_Problem to work on_
In the entries below, identify every line with the string "emergency" and copy it.

_Exercise data_
________

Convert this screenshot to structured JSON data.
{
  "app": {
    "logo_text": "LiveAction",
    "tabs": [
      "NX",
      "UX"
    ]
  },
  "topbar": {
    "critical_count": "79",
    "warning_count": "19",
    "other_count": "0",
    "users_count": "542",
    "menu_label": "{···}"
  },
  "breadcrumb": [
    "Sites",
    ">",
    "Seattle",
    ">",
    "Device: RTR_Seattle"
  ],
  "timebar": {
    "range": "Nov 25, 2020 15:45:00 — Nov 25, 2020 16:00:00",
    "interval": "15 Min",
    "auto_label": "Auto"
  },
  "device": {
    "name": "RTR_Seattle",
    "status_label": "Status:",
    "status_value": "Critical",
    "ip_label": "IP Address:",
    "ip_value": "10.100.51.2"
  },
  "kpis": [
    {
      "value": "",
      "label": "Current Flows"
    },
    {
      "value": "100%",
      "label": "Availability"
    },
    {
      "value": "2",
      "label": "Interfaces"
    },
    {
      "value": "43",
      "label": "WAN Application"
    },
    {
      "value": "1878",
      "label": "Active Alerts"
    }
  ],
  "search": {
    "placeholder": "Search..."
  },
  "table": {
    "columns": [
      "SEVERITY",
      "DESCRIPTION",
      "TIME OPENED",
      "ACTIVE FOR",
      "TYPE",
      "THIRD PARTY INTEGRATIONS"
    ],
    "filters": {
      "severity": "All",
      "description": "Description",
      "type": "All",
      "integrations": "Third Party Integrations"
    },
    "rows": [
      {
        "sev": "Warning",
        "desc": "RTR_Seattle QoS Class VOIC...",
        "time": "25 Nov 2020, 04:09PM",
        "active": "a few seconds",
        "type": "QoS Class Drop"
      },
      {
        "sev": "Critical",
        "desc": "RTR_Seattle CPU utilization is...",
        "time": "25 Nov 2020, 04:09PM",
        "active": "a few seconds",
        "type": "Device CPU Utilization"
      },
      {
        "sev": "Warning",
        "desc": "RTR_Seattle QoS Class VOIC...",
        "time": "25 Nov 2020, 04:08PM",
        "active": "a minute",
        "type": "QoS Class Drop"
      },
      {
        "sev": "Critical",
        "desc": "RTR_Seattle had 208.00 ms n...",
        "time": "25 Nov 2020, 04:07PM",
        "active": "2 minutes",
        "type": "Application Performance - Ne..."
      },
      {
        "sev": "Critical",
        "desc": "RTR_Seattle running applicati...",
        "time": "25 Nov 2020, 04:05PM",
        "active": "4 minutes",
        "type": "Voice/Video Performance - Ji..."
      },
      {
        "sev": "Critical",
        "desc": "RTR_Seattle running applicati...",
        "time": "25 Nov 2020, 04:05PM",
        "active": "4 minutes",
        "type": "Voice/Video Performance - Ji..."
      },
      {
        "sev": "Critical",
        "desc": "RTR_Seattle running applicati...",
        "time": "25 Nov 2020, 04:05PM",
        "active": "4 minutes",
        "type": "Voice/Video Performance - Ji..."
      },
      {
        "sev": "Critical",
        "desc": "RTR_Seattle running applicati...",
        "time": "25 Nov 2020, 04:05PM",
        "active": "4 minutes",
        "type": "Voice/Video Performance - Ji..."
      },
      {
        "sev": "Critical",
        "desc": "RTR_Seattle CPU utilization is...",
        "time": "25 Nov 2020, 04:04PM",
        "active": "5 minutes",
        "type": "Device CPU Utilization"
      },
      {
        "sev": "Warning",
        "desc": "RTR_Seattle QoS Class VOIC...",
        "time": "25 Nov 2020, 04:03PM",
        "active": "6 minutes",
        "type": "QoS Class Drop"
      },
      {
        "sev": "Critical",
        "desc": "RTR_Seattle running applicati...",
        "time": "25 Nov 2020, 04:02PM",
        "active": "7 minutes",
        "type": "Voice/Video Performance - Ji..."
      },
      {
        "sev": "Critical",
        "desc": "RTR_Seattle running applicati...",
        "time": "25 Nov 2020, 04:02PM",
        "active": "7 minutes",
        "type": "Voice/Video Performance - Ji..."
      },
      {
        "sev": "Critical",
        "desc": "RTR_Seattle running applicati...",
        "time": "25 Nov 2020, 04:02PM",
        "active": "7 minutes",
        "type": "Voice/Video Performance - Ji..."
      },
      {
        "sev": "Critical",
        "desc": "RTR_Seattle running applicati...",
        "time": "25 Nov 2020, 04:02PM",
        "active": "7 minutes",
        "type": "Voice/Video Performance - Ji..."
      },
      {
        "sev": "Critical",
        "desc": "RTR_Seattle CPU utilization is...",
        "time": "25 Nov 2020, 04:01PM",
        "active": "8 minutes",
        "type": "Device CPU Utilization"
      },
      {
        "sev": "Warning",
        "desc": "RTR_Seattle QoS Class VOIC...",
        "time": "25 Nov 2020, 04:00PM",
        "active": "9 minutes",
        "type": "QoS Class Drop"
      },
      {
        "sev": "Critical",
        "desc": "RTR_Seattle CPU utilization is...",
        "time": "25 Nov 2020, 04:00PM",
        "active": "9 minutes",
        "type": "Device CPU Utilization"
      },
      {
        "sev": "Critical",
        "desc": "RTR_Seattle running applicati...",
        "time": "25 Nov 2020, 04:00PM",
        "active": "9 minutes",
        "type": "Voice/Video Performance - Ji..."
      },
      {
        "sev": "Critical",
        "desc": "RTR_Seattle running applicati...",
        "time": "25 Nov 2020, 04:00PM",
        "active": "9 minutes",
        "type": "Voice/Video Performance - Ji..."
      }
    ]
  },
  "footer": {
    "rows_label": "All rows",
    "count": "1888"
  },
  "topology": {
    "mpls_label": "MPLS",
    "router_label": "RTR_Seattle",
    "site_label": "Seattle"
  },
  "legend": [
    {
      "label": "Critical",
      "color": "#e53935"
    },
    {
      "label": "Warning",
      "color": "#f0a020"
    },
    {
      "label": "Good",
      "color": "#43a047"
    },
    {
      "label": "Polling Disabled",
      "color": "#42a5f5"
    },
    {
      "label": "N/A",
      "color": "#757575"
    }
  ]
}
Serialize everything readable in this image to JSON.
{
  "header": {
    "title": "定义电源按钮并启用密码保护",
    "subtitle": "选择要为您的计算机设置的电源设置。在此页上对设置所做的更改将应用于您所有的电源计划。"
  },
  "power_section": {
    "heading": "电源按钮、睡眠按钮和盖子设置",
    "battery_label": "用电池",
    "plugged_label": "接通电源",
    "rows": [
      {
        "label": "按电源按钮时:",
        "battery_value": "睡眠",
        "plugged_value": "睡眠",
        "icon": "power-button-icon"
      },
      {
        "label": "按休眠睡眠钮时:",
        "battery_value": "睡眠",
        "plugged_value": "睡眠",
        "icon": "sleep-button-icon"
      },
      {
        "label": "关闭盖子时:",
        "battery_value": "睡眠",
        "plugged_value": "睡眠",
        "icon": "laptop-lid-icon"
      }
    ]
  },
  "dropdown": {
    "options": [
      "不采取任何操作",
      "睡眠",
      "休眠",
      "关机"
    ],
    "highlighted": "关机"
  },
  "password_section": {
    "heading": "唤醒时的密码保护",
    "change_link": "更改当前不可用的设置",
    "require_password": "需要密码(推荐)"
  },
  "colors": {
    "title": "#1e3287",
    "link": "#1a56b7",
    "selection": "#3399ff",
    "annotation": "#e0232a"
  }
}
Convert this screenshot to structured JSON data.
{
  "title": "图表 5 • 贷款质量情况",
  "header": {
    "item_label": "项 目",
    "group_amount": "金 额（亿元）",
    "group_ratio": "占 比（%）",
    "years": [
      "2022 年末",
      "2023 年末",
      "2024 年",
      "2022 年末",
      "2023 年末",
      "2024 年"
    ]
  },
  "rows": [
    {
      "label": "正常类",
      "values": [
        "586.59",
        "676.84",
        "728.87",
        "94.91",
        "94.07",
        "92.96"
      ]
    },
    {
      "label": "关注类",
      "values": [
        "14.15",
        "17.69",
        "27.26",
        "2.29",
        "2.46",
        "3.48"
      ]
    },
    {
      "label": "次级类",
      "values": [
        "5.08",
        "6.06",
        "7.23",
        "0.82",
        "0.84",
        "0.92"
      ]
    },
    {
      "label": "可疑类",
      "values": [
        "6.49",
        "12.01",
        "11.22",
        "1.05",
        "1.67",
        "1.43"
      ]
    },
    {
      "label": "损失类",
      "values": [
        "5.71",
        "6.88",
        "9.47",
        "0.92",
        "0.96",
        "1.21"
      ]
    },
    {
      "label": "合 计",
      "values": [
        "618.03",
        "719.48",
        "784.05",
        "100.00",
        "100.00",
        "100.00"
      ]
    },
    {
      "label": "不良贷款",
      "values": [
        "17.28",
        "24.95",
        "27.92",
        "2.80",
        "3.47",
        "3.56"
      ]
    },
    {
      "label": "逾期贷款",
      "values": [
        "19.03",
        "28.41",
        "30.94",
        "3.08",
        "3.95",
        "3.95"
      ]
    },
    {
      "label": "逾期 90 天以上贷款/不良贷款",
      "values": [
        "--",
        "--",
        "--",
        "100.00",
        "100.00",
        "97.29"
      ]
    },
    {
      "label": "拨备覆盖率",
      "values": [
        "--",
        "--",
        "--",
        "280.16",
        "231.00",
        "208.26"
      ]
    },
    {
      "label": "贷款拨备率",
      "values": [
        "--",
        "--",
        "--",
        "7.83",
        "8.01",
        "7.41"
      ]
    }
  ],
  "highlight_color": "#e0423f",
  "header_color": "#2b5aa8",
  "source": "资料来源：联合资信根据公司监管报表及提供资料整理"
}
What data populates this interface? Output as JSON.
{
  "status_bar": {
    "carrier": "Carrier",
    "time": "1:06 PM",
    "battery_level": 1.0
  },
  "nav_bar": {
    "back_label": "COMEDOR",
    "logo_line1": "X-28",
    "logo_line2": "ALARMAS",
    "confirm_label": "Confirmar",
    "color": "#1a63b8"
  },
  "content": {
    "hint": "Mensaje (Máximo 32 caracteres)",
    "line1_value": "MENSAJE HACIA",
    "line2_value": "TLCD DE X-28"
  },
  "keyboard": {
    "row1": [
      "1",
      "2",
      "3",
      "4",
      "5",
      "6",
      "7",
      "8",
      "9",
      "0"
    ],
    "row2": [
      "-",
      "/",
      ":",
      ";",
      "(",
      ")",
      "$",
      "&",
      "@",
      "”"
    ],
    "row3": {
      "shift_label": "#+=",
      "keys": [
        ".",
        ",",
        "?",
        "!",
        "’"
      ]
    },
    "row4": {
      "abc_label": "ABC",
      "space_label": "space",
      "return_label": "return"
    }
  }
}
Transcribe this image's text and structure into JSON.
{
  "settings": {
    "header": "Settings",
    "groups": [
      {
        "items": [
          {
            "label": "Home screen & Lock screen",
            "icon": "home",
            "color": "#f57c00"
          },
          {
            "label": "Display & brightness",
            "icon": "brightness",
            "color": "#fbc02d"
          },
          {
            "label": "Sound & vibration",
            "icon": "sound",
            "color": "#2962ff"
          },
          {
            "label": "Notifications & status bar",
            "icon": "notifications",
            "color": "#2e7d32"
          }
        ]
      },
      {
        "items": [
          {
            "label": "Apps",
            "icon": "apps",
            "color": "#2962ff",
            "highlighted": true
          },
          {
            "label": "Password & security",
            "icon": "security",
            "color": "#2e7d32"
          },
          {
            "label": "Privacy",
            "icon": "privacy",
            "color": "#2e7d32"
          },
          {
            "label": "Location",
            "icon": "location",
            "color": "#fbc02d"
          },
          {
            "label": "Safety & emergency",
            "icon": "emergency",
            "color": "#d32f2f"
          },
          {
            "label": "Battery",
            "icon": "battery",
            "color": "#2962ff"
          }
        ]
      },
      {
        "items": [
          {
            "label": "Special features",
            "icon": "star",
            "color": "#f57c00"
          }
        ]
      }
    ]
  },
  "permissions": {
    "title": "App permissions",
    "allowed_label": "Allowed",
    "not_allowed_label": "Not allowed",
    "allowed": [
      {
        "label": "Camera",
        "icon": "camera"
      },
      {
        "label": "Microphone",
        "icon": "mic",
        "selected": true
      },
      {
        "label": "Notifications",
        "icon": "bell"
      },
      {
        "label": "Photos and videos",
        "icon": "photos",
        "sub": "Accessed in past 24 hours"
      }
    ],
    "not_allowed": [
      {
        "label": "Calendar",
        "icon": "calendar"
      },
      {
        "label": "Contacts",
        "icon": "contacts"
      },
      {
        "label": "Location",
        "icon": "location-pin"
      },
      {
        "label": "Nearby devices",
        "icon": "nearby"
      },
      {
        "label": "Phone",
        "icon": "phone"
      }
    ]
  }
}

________

_Written answer_
            "label": "Safety & emergency",
            "icon": "emergency",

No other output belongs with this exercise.